10. Yes, Clinton has tended to benefit from the fact that McCain has focused mostly on Obama.

11. Yes, Clinton has tended to benefit from the fact that David Axelrod has run a fairly risk-averse campaign, and that the Obama campaign has generally (though not universally) demurred on making attacks that might undermine Clinton.

Some of these things would be real advantages in a general election matchup against John McCain, while others are more circumstantial and transient. But the point is — the Obama campaign has generally received too much blame, and the Clinton campaign too little credit.

The irony, of course, is that it’s very much in Clinton’s interest to spin the “Obama is melting!” storyline rather than the “Clinton is surging!” storyline. Because, for all of these things — Obama remains roughly tied or slightly ahead of Clinton in national polls of Democrats, and it’s going to be very, very difficult for her campaign to argue that the superdelegates should overturn the pledged delegate count so long as that is the case.

I tend to be guilty, as most analysts do, of speaking of the superdelegates as some sort of high council that make their decisions in unison, but instead they are hundreds of individual decision-makers. By far the most likely outcome is that the primary season ends not with a bang but a whimper, and that at some point in early June Obama receives enough superdelegate endorsements to clinch the nomination. Obama’s pledged delegate advantage is worth something — a lead of about 125 pledged delegates (which is where he’s likely to end up after all states have voted) means that he would only need to win the support of 42% of all superdelegates to win the nomination.
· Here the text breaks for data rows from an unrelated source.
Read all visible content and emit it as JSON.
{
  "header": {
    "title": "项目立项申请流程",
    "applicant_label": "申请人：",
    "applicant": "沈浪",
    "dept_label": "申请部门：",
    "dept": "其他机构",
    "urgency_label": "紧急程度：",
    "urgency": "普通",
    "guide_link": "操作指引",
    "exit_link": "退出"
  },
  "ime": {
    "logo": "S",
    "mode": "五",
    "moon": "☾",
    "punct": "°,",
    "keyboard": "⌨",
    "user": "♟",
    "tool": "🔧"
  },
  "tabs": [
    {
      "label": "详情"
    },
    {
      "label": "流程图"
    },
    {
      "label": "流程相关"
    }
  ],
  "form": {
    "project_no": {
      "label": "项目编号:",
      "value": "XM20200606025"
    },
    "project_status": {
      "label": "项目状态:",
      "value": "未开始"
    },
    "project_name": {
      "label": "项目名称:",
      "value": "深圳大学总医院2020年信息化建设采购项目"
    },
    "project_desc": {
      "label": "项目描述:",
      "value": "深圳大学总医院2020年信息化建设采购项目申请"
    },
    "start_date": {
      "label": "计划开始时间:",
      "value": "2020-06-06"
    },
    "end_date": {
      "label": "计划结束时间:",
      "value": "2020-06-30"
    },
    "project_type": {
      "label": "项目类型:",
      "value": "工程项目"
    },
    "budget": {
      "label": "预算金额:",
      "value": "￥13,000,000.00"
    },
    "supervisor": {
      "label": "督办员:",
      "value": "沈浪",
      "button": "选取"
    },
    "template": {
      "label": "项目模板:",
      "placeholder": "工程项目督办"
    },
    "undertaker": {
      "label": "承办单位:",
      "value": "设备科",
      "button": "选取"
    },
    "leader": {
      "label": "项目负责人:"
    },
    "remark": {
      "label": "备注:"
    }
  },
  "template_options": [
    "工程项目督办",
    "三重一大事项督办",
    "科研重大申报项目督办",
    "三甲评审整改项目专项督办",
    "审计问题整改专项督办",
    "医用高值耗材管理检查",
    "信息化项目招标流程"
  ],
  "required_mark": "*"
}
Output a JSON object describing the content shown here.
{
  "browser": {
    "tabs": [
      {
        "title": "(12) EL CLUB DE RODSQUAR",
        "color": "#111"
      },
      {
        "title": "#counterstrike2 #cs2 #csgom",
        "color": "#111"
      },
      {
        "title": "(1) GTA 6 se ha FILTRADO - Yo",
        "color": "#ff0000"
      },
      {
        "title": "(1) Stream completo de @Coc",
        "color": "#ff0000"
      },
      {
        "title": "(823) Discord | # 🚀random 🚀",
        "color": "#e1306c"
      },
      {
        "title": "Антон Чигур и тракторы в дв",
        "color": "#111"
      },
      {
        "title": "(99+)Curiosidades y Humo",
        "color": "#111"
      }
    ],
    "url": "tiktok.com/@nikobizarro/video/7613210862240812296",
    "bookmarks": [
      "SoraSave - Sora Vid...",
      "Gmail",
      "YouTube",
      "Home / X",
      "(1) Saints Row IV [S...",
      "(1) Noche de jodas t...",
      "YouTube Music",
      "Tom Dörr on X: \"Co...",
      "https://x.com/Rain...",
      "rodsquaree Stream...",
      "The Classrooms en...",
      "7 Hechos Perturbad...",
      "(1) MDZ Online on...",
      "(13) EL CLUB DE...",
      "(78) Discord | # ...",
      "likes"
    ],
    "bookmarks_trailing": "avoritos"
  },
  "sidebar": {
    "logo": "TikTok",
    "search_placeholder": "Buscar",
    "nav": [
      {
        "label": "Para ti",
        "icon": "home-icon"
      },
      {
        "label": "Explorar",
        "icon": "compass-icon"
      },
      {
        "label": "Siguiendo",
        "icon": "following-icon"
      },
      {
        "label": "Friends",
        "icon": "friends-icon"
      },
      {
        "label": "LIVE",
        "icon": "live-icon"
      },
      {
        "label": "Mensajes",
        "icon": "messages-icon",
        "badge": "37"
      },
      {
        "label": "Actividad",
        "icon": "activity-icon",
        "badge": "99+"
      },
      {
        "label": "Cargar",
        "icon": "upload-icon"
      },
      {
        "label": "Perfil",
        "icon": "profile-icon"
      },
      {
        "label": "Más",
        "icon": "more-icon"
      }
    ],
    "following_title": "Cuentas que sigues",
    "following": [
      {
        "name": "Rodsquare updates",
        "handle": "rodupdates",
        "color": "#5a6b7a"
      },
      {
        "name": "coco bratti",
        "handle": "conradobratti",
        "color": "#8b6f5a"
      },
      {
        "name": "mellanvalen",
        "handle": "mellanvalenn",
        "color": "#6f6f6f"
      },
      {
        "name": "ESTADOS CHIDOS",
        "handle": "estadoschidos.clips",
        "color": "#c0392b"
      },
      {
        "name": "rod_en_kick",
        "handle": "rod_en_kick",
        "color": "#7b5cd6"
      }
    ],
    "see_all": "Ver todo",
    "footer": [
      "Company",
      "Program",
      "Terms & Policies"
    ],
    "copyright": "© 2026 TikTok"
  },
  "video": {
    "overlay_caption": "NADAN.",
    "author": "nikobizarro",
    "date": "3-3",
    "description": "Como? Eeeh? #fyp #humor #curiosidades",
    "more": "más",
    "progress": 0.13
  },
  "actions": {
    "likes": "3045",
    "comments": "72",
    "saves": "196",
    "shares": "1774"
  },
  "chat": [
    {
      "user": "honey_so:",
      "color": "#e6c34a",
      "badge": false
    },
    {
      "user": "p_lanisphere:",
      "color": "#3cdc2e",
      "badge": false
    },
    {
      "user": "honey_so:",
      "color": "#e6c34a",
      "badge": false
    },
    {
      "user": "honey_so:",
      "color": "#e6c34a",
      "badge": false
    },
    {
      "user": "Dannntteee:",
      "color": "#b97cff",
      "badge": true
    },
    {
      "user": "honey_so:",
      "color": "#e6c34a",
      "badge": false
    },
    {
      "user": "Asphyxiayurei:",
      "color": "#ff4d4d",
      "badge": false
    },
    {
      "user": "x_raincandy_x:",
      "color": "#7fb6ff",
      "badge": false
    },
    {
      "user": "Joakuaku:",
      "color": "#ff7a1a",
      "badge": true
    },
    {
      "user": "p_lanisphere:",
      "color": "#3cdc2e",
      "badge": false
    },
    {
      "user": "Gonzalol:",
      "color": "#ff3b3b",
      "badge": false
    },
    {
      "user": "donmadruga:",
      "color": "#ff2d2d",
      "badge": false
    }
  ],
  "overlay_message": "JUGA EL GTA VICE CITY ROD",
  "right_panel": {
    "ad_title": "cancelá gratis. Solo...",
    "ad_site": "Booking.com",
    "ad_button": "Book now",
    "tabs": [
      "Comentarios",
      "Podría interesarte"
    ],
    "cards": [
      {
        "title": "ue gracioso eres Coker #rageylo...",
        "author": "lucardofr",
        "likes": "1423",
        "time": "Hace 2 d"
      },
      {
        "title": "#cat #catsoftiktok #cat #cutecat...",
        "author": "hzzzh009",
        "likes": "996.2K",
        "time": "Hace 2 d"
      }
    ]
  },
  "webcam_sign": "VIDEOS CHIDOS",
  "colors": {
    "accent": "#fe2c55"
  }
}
Even more importantly, it means that he’ll only need to win the support of 35% of all superdelegates who have not already committed to a candidate — and the threshold is even lower when you consider that many of the remaining uncommitted superdelegates are add-ons, whose support for one candidate or another is essentially already in the bag.

For Clinton to win the nomination — what she needs is for panic to set in. She needs a run on the Obama bank. That would probably require at least a couple of high-profile Obama superdelegates to switch their support from Obama to Clinton — at which point the floodgates might open.

The trigger for that would be a truly shocking result in one of the remaining primaries — such as a Clinton win in North Carolina or maybe Oregon or maybe a very close result in North Carolina coupled with a double-digit win in Indiana. Obama does benefit a tiny bit here from lowered expectations: I would guess that most pundits deep down expect Clinton to win Indiana by a Pennsylvania-type margin, and that Obama will have a fairly easy time of spinning away his loss as the same old story, provided that he has a solid victory to show for himself in North Carolina. Or, a new gaffe/scandal/inconvenience for Obama of at least Wright/bittergate magnitude (but not merely of Ayers/flag-pin magnitude). Those things remain unlikely, although the possibility of the former has somewhat increased. But there certainly hasn’t been a run on Bank Obama yet, nor really even the beginnings of one — instead, there has merely been some refreshed enthusiasm for Hillary Clinton.

Nate Silver founded and was the editor in chief of FiveThirtyEight.